_Data extracted from a collection_:
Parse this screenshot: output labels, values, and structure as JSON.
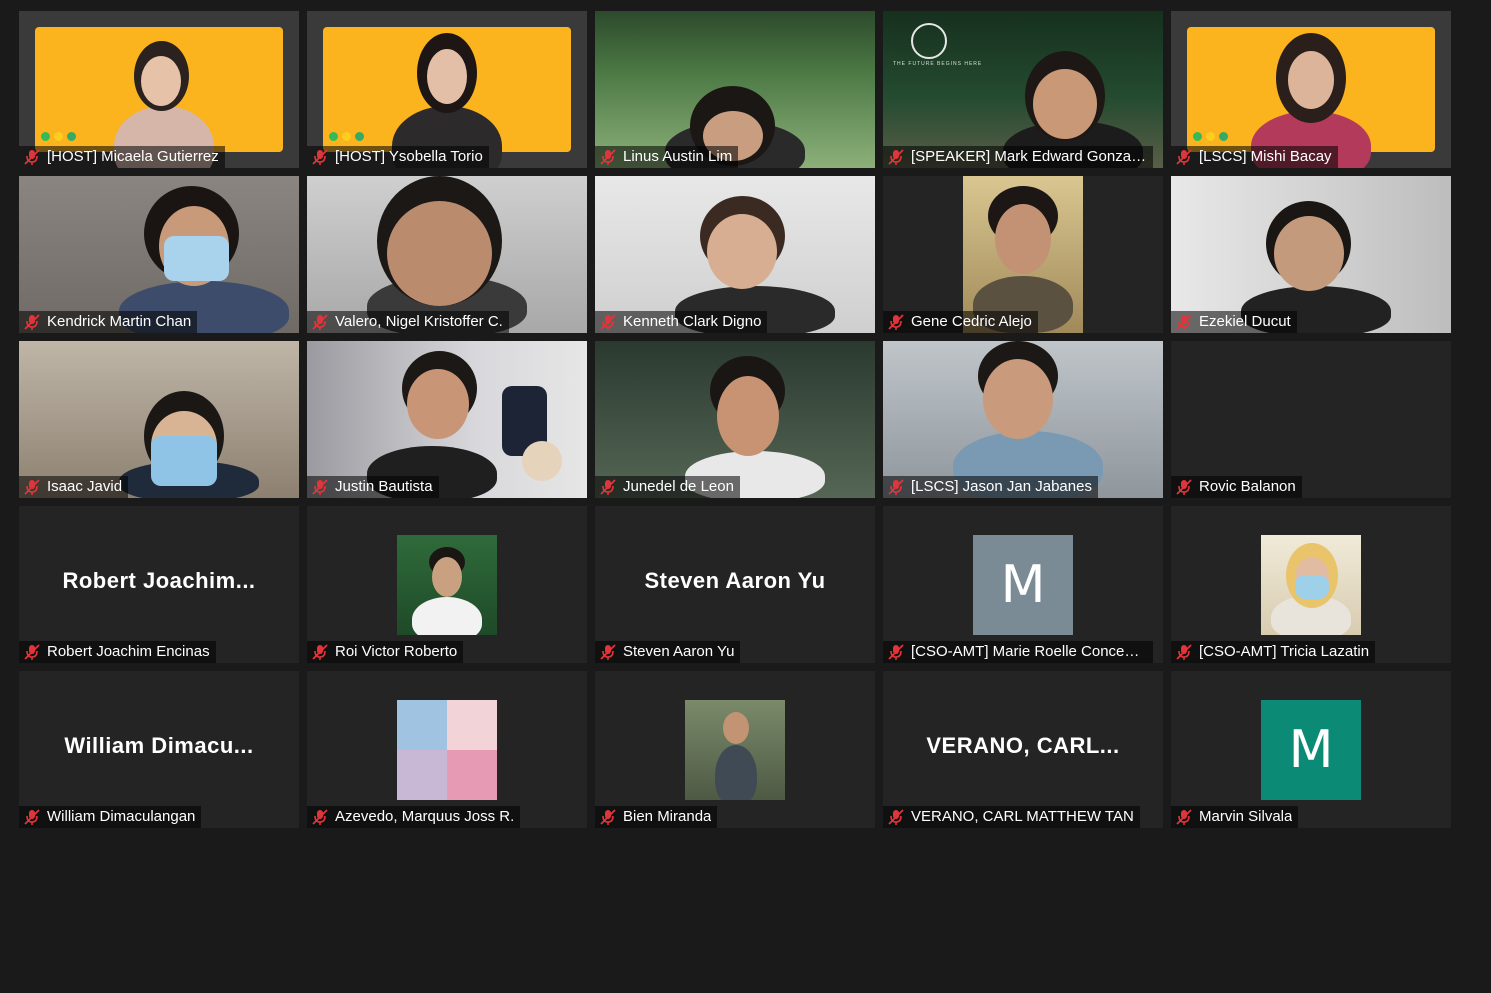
{
  "participants": [
    {
      "name": "[HOST] Micaela Gutierrez",
      "mic_muted": true,
      "view": "video"
    },
    {
      "name": "[HOST] Ysobella Torio",
      "mic_muted": true,
      "view": "video",
      "active_speaker": true
    },
    {
      "name": "Linus Austin Lim",
      "mic_muted": true,
      "view": "video"
    },
    {
      "name": "[SPEAKER] Mark Edward Gonzales",
      "mic_muted": true,
      "view": "video",
      "background_text": "THE FUTURE BEGINS HERE"
    },
    {
      "name": "[LSCS] Mishi Bacay",
      "mic_muted": true,
      "view": "video"
    },
    {
      "name": "Kendrick Martin Chan",
      "mic_muted": true,
      "view": "video"
    },
    {
      "name": "Valero, Nigel Kristoffer C.",
      "mic_muted": true,
      "view": "video"
    },
    {
      "name": "Kenneth Clark Digno",
      "mic_muted": true,
      "view": "video"
    },
    {
      "name": "Gene Cedric Alejo",
      "mic_muted": true,
      "view": "video"
    },
    {
      "name": "Ezekiel Ducut",
      "mic_muted": true,
      "view": "video"
    },
    {
      "name": "Isaac Javid",
      "mic_muted": true,
      "view": "video"
    },
    {
      "name": "Justin Bautista",
      "mic_muted": true,
      "view": "video"
    },
    {
      "name": "Junedel de Leon",
      "mic_muted": true,
      "view": "video"
    },
    {
      "name": "[LSCS] Jason Jan Jabanes",
      "mic_muted": true,
      "view": "video"
    },
    {
      "name": "Rovic Balanon",
      "mic_muted": true,
      "view": "blank"
    },
    {
      "name": "Robert Joachim Encinas",
      "mic_muted": true,
      "view": "name",
      "display_name": "Robert  Joachim..."
    },
    {
      "name": "Roi Victor Roberto",
      "mic_muted": true,
      "view": "photo"
    },
    {
      "name": "Steven Aaron Yu",
      "mic_muted": true,
      "view": "name",
      "display_name": "Steven Aaron Yu"
    },
    {
      "name": "[CSO-AMT] Marie Roelle Concepci...",
      "mic_muted": true,
      "view": "letter",
      "letter": "M",
      "avatar_color": "#7a8b96"
    },
    {
      "name": "[CSO-AMT] Tricia Lazatin",
      "mic_muted": true,
      "view": "photo"
    },
    {
      "name": "William Dimaculangan",
      "mic_muted": true,
      "view": "name",
      "display_name": "William  Dimacu..."
    },
    {
      "name": "Azevedo, Marquus Joss R.",
      "mic_muted": true,
      "view": "photo"
    },
    {
      "name": "Bien Miranda",
      "mic_muted": true,
      "view": "photo"
    },
    {
      "name": "VERANO, CARL MATTHEW  TAN",
      "mic_muted": true,
      "view": "name",
      "display_name": "VERANO,  CARL..."
    },
    {
      "name": "Marvin Silvala",
      "mic_muted": true,
      "view": "letter",
      "letter": "M",
      "avatar_color": "#0b8a75"
    }
  ],
  "icons": {
    "mic_muted": "mic-muted-icon"
  },
  "colors": {
    "active_border": "#d7e86a",
    "mic_muted": "#e0353a",
    "yellow_bg": "#fbb41d"
  }
}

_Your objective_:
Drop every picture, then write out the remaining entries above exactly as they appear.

_Answer to this problem_:
Parse this screenshot: output labels, values, and structure as JSON.
{
  "participants": [
    {
      "name": "[HOST] Micaela Gutierrez",
      "mic_muted": true,
      "view": "video"
    },
    {
      "name": "[HOST] Ysobella Torio",
      "mic_muted": true,
      "view": "video",
      "active_speaker": true
    },
    {
      "name": "Linus Austin Lim",
      "mic_muted": true,
      "view": "video"
    },
    {
      "name": "[SPEAKER] Mark Edward Gonzales",
      "mic_muted": true,
      "view": "video",
      "background_text": "THE FUTURE BEGINS HERE"
    },
    {
      "name": "[LSCS] Mishi Bacay",
      "mic_muted": true,
      "view": "video"
    },
    {
      "name": "Kendrick Martin Chan",
      "mic_muted": true,
      "view": "video"
    },
    {
      "name": "Valero, Nigel Kristoffer C.",
      "mic_muted": true,
      "view": "video"
    },
    {
      "name": "Kenneth Clark Digno",
      "mic_muted": true,
      "view": "video"
    },
    {
      "name": "Gene Cedric Alejo",
      "mic_muted": true,
      "view": "video"
    },
    {
      "name": "Ezekiel Ducut",
      "mic_muted": true,
      "view": "video"
    },
    {
      "name": "Isaac Javid",
      "mic_muted": true,
      "view": "video"
    },
    {
      "name": "Justin Bautista",
      "mic_muted": true,
      "view": "video"
    },
    {
      "name": "Junedel de Leon",
      "mic_muted": true,
      "view": "video"
    },
    {
      "name": "[LSCS] Jason Jan Jabanes",
      "mic_muted": true,
      "view": "video"
    },
    {
      "name": "Rovic Balanon",
      "mic_muted": true,
      "view": "blank"
    },
    {
      "name": "Robert Joachim Encinas",
      "mic_muted": true,
      "view": "name",
      "display_name": "Robert  Joachim..."
    },
    {
      "name": "Roi Victor Roberto",
      "mic_muted": true,
      "view": "photo"
    },
    {
      "name": "Steven Aaron Yu",
      "mic_muted": true,
      "view": "name",
      "display_name": "Steven Aaron Yu"
    },
    {
      "name": "[CSO-AMT] Marie Roelle Concepci...",
      "mic_muted": true,
      "view": "letter",
      "letter": "M",
      "avatar_color": "#7a8b96"
    },
    {
      "name": "[CSO-AMT] Tricia Lazatin",
      "mic_muted": true,
      "view": "photo"
    },
    {
      "name": "William Dimaculangan",
      "mic_muted": true,
      "view": "name",
      "display_name": "William  Dimacu..."
    },
    {
      "name": "Azevedo, Marquus Joss R.",
      "mic_muted": true,
      "view": "photo"
    },
    {
      "name": "Bien Miranda",
      "mic_muted": true,
      "view": "photo"
    },
    {
      "name": "VERANO, CARL MATTHEW  TAN",
      "mic_muted": true,
      "view": "name",
      "display_name": "VERANO,  CARL..."
    },
    {
      "name": "Marvin Silvala",
      "mic_muted": true,
      "view": "letter",
      "letter": "M",
      "avatar_color": "#0b8a75"
    }
  ],
  "icons": {
    "mic_muted": "mic-muted-icon"
  },
  "colors": {
    "active_border": "#d7e86a",
    "mic_muted": "#e0353a",
    "yellow_bg": "#fbb41d"
  }
}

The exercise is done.